Lines with the word "percent" are the ones wanted. Copy each of them from the entries below.

::::::

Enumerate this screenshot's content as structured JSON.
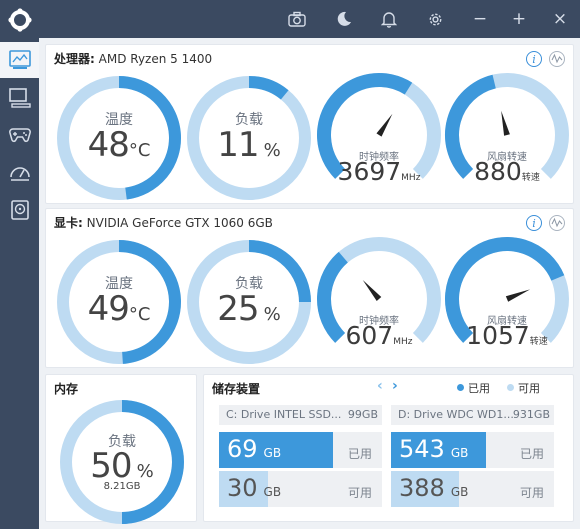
{
  "colors": {
    "accent": "#3d98db",
    "track": "#bedbf2",
    "titlebar": "#3b4a61",
    "background": "#eef1f5"
  },
  "titlebar": {
    "icons": [
      "camera-icon",
      "moon-icon",
      "bell-icon",
      "gear-icon",
      "minimize-icon",
      "maximize-icon",
      "close-icon"
    ],
    "minimize": "−",
    "maximize": "+",
    "close": "×"
  },
  "sidebar": {
    "items": [
      "dashboard-icon",
      "pc-icon",
      "gamepad-icon",
      "speed-icon",
      "disk-icon"
    ],
    "active": 0
  },
  "cpu": {
    "prefix": "处理器:",
    "name": "AMD Ryzen 5 1400",
    "temp": {
      "label": "温度",
      "value": "48",
      "unit": "°C",
      "percent": 48
    },
    "load": {
      "label": "负载",
      "value": "11",
      "unit": "%",
      "percent": 11
    },
    "clock": {
      "label": "时钟频率",
      "value": "3697",
      "unit": "MHz",
      "fraction": 0.62
    },
    "fan": {
      "label": "风扇转速",
      "value": "880",
      "unit": "转速",
      "fraction": 0.45
    }
  },
  "gpu": {
    "prefix": "显卡:",
    "name": "NVIDIA GeForce GTX 1060 6GB",
    "temp": {
      "label": "温度",
      "value": "49",
      "unit": "°C",
      "percent": 49
    },
    "load": {
      "label": "负载",
      "value": "25",
      "unit": "%",
      "percent": 25
    },
    "clock": {
      "label": "时钟频率",
      "value": "607",
      "unit": "MHz",
      "fraction": 0.35
    },
    "fan": {
      "label": "风扇转速",
      "value": "1057",
      "unit": "转速",
      "fraction": 0.75
    }
  },
  "memory": {
    "title": "内存",
    "label": "负载",
    "value": "50",
    "unit": "%",
    "sub": "8.21GB",
    "percent": 50
  },
  "storage": {
    "title": "储存装置",
    "legend_used": "已用",
    "legend_free": "可用",
    "drives": [
      {
        "name": "C: Drive INTEL SSD...",
        "size": "99GB",
        "used": "69",
        "free": "30",
        "unit": "GB",
        "used_fraction": 0.7,
        "free_fraction": 0.3,
        "used_label": "已用",
        "free_label": "可用"
      },
      {
        "name": "D: Drive WDC WD1...",
        "size": "931GB",
        "used": "543",
        "unit": "GB",
        "free": "388",
        "used_fraction": 0.58,
        "free_fraction": 0.42,
        "used_label": "已用",
        "free_label": "可用"
      }
    ]
  }
}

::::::

» Task response:
      "percent": 48
      "percent": 11
      "percent": 49
      "percent": 25
    "percent": 50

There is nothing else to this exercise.